Forward bends are useful during an attack, but the requirement varies from person to person. The posterior lungs are made to open out or supported and rested, the secretions squeezed out and the nervous tone altered, relieving the stress on the lungs. Inverted poses condition the lungs for exertion of a particular kind. They flush the lungs free of accumulated toxins and enhance fresh blood flow, healing the irritated areas. The circulation of the bronchial tree has to be soothed and refreshed to prevent an allergic response. Props are usually needed.
Role of Pranayama
Pranayama is of direct help in this situation. The sympathetic tone is raised and vagal tone lessened; in other words, a balance is obtained. The effect can be felt soon after the practice of pranayama is over. A single long inhalation has been shown to enhance airways relaxation. The resistance to air flow in asthma occurs in medium sized airways. The slower and longer the inhalation, the better the relaxation. The exhalation in yoga is never forced as it would narrow the bronchi. It is rather a slow, very deliberate process. It can take as much as one minute to complete an inhalation and exhalation.
The normal respiratory rate is 16 to 17 per minute. In pranayamic practice this is brought to one or two per minute. One can well imagine the relaxation of the bronchial tree. Regular practice improves ventila-tion, better control of smooth muscle as the process of breathing helps in voluntary opening of airways. There is a gradual change in the frequency of attacks and then a reduction in their severity. The breathing soothes the lining of the bronchial tree and prevents hypersensitivity to external allergens. Hence the chemical irritation of the lining is less. In pranayama, the varying rates of inhalation and exhalation give added benefits. As pranayama works at the microcellular level, stabilisation occurs over a prolonged period of time.
All asthmatics cannot start with pranayama. When they are breathless most of the time, how can they practise pranayama which demands slow breathing? First, the lungs need to be rested before breathing is done. Some need to practise asanas to stabilise the lungs and relieve the strain, before pranayamic practice can be initiated. Pranayama is done lying down on pillows to promote deep breathing. Simple ujjayi breathing may be used at first; and, as the condition improves, strenuous pranayamic techniques which have better effects can be taught.
If pranayama is practised regularly the patient will most certainly feel a marked difference. Nevertheless, spasms may continue to occur and the patient should never stop practice in despair but persevere. Drugs may still be needed, but the patient will do better with yoga and medication than with medication alone. In some cases, yoga alone will suffice. As the disorder is one of a hypersensitive nature, relapses are common. Yet, in the long run, stabilisation does occur. Many so-called yoga camps conducted for asthma wrongly claim relief or cures in a short period. Asthma, being a chronic disorder, requires many years for stabilisation, not to speak of a total cure.

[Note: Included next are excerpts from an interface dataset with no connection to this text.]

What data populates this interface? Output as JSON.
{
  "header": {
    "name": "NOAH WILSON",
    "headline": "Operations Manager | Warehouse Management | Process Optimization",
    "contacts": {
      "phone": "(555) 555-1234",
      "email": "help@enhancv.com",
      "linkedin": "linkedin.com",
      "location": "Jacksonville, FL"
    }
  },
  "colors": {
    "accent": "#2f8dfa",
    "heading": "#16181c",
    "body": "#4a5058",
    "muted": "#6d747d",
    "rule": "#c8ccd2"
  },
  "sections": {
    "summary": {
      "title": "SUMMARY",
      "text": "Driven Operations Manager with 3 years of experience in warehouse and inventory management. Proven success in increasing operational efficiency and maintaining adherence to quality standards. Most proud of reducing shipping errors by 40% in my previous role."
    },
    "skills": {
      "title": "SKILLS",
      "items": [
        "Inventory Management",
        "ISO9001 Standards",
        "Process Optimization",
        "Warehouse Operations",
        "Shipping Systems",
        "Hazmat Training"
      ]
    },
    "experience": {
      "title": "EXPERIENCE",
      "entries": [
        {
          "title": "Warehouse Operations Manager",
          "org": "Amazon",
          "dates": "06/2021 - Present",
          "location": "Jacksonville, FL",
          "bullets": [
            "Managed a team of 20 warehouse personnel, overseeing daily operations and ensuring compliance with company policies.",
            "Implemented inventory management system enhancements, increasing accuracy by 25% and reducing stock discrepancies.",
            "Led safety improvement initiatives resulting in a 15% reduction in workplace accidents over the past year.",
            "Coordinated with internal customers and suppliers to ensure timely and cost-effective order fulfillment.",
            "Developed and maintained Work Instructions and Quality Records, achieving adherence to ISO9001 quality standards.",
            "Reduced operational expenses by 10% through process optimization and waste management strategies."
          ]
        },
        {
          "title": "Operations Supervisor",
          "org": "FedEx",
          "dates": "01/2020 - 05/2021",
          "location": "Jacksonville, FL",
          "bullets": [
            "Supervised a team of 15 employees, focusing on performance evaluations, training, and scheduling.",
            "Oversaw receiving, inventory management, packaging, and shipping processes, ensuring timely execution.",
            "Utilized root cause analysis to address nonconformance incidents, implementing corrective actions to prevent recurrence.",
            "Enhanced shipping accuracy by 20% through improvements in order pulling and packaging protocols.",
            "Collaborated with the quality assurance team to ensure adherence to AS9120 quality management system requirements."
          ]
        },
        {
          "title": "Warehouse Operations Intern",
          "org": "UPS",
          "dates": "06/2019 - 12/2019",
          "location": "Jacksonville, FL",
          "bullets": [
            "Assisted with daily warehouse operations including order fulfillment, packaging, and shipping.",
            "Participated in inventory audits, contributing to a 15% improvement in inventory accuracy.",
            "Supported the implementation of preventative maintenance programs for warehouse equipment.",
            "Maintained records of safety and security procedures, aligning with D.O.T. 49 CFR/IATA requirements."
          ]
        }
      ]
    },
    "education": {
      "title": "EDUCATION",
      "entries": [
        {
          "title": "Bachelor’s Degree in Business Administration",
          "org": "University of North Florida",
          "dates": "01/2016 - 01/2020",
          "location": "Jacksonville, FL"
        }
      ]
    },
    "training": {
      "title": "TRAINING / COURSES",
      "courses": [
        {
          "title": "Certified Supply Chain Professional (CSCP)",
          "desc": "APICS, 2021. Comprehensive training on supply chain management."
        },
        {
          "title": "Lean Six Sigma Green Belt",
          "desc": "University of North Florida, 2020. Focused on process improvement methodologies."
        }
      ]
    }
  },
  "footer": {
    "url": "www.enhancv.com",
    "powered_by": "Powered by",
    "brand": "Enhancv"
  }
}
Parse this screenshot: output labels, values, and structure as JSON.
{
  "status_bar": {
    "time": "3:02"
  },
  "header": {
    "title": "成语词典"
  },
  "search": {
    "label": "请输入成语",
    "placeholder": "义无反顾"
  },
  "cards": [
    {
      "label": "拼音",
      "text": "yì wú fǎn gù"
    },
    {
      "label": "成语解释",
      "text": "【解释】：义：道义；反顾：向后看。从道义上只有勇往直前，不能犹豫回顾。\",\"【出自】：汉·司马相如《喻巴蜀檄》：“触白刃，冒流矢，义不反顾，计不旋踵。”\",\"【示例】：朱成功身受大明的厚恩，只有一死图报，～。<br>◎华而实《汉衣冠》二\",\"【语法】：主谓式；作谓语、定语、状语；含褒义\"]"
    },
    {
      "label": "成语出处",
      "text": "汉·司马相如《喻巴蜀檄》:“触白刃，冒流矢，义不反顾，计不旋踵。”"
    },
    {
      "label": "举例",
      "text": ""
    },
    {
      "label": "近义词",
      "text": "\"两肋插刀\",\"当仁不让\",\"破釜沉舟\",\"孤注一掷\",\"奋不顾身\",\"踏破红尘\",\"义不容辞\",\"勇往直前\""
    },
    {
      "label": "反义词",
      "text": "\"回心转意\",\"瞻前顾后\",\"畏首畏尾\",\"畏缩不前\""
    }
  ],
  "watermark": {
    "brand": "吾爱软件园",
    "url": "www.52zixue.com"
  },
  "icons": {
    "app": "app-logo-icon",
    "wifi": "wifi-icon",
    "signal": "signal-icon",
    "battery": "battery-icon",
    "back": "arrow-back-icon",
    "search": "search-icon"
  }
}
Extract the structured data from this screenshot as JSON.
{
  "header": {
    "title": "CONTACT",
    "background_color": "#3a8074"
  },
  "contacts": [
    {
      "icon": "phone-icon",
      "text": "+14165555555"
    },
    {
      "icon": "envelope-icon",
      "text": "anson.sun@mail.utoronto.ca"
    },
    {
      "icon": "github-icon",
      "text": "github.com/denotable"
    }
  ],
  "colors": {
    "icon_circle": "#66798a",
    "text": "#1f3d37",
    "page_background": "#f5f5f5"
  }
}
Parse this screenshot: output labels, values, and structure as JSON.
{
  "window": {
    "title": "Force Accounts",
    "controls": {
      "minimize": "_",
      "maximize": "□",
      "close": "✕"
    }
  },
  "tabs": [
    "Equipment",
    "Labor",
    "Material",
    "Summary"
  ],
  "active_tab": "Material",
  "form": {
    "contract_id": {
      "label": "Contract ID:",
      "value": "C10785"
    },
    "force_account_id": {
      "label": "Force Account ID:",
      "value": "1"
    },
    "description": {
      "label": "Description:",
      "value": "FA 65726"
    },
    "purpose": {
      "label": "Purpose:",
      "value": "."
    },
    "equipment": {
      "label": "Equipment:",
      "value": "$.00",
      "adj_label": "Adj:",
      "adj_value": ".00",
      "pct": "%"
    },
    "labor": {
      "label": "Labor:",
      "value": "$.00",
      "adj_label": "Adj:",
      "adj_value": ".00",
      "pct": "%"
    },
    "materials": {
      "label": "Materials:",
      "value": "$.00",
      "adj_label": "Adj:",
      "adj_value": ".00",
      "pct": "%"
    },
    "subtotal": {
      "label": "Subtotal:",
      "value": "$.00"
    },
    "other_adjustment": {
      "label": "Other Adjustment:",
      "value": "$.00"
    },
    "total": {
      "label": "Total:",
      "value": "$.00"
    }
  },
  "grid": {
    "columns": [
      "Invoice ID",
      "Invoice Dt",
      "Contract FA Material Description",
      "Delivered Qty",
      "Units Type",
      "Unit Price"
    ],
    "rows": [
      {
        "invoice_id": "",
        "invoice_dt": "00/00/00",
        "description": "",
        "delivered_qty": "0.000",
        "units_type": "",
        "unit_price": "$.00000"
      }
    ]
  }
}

Resting poses like supta virasana, setu bandha sarvangasana, half halasana, viparita karani and viparita dandasana are the asanas recommended in the treatment of asthma. During an attack, the use of back or forward bends depends on the patient's needs. All the asanas are done on props to help avoid strain and not provoke wheezing. As the condition improves, props can be dispensed with.